From the foregoing summaries of medical evidence, viewed in the light of the Persiani standard, it is clear that the claimant has produced sufficient evidence to show that he has a measurable pulmonary impairment arising from the disease of occupational pneumoconiosis, and is entitled to receive a permanent partial disability award.

We, therefore, reverse the order of the Workmen's Compensation Appeal Board and remand the case to the Commissioner for further proceedings in accordance with the principles set forth herein.

Reversed and remanded.


[1] W.Va.Code, 23-4-1, in material part states:

"The term `occupational pneumoconiosis' shall include, but shall not be limited to, such diseases as silicosis, anthracosilicosis, coal worker's pneumoconiosis, commonly known as black lung or miner's asthma, silico-tuberculosis (silicosis accompanied by active tuberculosis of the lungs), coal worker's pneumoconiosis accompanied by active tuberculosis of the lungs, asbestosis, siderosis, anthrax and any and all other dust diseases of the lungs and conditions and diseases caused by occupational pneumoconiosis which are not specifically designated herein meeting the definition of occupational pneumoconiosis set forth in the immediately preceding sentence."

[2] The claimant here did not meet the ten out of last fifteen years requirement. The record reveals that the claimant's first employment in coal mines was in 1939-1940. He was again employed in coal mining by Windsor Coal Company from August 11, 1950, to June 30, 1959, and again from November 25, 1964, to September 6, 1974, when he stopped working upon suffering a heart attack.

[3] The term "non-reproducible" appears to mean that the same test result cannot be duplicated on repeating the test.
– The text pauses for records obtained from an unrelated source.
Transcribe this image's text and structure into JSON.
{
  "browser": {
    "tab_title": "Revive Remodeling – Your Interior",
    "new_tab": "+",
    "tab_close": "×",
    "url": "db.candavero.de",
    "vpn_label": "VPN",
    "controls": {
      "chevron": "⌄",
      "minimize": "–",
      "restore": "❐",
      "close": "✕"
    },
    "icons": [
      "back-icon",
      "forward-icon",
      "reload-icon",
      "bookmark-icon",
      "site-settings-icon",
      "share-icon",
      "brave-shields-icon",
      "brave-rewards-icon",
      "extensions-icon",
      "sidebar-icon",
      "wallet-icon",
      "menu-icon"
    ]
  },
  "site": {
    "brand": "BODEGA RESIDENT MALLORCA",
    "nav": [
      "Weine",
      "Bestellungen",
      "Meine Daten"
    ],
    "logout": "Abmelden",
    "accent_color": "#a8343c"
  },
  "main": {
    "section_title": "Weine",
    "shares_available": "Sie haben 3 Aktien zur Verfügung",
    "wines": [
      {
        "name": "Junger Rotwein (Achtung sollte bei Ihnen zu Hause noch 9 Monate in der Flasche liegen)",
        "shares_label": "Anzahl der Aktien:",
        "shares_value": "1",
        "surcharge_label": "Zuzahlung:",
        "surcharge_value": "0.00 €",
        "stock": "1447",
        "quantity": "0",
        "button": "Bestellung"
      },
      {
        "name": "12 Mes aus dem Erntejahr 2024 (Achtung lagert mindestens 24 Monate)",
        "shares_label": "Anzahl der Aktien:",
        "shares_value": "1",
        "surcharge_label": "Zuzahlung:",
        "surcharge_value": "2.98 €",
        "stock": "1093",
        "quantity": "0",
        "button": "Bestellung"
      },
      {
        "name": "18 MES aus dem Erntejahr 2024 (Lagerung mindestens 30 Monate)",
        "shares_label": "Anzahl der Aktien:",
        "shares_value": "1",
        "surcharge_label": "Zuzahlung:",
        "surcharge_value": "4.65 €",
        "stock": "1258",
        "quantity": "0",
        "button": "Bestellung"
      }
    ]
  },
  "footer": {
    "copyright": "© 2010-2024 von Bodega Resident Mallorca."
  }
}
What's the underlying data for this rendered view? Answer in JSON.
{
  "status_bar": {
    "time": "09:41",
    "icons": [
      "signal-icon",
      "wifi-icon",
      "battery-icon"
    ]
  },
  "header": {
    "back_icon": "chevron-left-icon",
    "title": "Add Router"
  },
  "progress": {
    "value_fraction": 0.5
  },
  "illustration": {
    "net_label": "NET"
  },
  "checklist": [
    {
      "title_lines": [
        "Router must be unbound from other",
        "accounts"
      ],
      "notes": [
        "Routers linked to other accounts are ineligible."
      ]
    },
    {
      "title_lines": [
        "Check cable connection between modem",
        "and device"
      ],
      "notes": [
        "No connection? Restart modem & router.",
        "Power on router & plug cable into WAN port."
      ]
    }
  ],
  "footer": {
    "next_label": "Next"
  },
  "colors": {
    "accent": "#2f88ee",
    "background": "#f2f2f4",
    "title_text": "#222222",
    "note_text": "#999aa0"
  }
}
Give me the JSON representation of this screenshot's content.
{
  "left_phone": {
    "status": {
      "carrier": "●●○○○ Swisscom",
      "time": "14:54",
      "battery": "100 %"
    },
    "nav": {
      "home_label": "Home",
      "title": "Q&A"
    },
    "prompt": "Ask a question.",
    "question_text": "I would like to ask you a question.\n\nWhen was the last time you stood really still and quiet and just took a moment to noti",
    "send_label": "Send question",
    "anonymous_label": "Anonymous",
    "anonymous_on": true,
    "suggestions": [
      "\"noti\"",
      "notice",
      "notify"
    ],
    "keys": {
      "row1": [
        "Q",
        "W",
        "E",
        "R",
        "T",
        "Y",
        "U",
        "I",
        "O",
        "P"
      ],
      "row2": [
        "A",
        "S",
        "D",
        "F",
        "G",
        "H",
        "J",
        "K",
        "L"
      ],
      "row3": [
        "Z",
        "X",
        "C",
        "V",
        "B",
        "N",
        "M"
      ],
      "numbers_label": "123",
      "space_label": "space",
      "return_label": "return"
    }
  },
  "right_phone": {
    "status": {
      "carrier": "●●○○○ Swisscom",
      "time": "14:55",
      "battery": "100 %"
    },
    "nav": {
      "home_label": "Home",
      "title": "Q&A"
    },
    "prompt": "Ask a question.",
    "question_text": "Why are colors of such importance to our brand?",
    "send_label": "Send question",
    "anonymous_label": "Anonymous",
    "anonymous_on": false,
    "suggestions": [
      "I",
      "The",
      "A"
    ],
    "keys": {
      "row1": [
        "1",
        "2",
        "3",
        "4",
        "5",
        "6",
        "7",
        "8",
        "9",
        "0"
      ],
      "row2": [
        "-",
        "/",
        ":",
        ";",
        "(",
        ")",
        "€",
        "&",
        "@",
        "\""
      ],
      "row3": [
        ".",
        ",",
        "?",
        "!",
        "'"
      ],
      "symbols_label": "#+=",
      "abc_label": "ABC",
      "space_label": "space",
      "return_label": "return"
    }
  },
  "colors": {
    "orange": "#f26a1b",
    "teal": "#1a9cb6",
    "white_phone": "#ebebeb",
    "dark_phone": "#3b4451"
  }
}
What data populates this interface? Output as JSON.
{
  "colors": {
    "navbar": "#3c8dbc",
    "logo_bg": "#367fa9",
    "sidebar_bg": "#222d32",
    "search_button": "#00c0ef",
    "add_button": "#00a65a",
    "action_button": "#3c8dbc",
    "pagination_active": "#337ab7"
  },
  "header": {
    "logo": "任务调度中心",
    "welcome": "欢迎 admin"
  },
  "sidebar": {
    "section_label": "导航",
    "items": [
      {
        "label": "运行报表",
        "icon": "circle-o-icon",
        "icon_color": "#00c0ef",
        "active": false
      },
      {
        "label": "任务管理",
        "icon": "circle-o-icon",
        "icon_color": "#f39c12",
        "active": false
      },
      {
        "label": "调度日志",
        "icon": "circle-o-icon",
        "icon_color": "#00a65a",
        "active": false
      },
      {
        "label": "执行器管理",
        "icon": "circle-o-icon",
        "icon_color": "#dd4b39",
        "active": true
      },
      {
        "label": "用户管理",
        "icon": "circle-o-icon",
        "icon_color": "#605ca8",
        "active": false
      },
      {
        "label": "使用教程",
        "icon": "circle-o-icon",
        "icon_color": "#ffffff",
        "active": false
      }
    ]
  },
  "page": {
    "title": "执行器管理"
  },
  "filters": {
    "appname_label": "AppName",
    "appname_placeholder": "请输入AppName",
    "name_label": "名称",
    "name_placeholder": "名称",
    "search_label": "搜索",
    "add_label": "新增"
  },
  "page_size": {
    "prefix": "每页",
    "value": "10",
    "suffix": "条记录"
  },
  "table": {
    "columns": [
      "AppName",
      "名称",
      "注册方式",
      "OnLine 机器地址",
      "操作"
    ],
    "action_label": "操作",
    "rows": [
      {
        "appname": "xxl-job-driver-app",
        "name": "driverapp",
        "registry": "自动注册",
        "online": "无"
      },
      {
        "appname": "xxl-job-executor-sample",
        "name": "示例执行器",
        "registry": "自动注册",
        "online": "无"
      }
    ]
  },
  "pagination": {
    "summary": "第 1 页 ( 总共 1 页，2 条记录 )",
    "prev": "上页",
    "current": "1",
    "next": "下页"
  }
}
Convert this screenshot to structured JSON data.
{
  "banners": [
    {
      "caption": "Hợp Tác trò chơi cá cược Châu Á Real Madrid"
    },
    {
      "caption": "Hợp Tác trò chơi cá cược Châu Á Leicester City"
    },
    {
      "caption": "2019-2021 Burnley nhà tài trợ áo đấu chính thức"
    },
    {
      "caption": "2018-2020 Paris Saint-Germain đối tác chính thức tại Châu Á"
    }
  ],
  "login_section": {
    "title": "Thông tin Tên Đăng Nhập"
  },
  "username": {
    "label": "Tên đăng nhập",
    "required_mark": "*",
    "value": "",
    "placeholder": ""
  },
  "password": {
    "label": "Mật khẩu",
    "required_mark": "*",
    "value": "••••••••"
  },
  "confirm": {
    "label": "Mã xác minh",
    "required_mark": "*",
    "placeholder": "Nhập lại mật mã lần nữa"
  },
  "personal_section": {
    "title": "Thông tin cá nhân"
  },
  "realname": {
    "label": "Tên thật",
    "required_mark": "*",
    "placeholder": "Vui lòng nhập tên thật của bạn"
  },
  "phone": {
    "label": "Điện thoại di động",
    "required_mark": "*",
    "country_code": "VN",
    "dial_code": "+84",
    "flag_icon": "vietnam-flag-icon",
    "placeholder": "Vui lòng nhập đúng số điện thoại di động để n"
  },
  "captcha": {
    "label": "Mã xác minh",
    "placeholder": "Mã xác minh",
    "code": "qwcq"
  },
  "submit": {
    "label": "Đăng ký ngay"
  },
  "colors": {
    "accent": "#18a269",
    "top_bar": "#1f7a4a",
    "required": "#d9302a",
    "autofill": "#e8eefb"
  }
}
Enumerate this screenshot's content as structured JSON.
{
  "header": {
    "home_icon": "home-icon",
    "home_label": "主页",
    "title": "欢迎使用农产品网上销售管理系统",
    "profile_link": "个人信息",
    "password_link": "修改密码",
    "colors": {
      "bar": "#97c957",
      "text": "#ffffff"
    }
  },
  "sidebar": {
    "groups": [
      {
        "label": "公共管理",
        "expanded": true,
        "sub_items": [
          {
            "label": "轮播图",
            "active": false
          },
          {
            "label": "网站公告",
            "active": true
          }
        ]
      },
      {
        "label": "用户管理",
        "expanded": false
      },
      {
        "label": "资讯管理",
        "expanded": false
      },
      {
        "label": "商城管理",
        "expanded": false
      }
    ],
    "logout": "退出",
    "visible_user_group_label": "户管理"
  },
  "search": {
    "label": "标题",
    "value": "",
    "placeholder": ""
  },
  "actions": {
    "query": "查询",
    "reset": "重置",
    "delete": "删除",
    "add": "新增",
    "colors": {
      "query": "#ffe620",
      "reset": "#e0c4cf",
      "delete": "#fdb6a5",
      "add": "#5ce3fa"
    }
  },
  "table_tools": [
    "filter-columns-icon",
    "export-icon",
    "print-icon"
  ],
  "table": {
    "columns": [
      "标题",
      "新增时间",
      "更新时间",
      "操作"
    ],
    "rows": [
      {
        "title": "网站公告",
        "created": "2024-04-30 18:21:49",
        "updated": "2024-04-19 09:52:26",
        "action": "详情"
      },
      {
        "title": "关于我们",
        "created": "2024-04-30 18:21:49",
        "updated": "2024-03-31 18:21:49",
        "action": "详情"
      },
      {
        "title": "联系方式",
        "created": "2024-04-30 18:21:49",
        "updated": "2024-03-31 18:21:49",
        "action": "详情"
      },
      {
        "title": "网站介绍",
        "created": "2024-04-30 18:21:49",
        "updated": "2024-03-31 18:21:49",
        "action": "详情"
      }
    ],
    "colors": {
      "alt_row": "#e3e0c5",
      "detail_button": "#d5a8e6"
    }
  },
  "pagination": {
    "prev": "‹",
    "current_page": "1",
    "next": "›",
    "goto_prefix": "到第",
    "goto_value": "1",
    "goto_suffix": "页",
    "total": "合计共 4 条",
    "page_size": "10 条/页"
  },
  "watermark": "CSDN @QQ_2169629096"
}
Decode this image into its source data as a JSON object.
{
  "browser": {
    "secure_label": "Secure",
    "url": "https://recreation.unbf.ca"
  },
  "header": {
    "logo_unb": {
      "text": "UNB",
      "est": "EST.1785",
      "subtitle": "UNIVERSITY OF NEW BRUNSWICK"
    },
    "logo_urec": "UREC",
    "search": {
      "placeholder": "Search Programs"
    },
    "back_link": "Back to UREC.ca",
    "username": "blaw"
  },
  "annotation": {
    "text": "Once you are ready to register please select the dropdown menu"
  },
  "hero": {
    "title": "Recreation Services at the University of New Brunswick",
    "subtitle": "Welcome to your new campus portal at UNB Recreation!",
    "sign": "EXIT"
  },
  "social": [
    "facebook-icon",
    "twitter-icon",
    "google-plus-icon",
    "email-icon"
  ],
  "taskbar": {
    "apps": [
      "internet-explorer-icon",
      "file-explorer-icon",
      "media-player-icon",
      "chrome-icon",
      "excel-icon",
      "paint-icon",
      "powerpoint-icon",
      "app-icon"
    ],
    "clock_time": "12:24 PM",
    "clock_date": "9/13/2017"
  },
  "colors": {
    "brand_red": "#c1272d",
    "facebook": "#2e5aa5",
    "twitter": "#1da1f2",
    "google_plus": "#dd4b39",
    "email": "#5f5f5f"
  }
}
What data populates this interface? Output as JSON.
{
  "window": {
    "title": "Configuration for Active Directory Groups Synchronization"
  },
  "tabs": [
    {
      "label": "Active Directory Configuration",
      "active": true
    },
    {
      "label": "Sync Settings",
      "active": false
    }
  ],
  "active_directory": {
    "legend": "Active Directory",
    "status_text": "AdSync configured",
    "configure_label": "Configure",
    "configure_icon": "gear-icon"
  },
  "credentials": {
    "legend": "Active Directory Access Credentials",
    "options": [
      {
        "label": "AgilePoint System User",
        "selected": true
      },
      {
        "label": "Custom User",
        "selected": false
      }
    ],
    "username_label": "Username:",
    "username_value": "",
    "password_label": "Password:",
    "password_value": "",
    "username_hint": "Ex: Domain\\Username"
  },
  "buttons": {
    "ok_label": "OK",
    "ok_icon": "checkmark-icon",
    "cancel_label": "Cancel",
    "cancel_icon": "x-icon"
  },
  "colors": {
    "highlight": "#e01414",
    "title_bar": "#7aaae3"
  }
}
At the protest hearing, Dr. Pushkin of the Occupational Pneumoconiosis Board explained: "It only means that they were not able to do the same thing again . . .."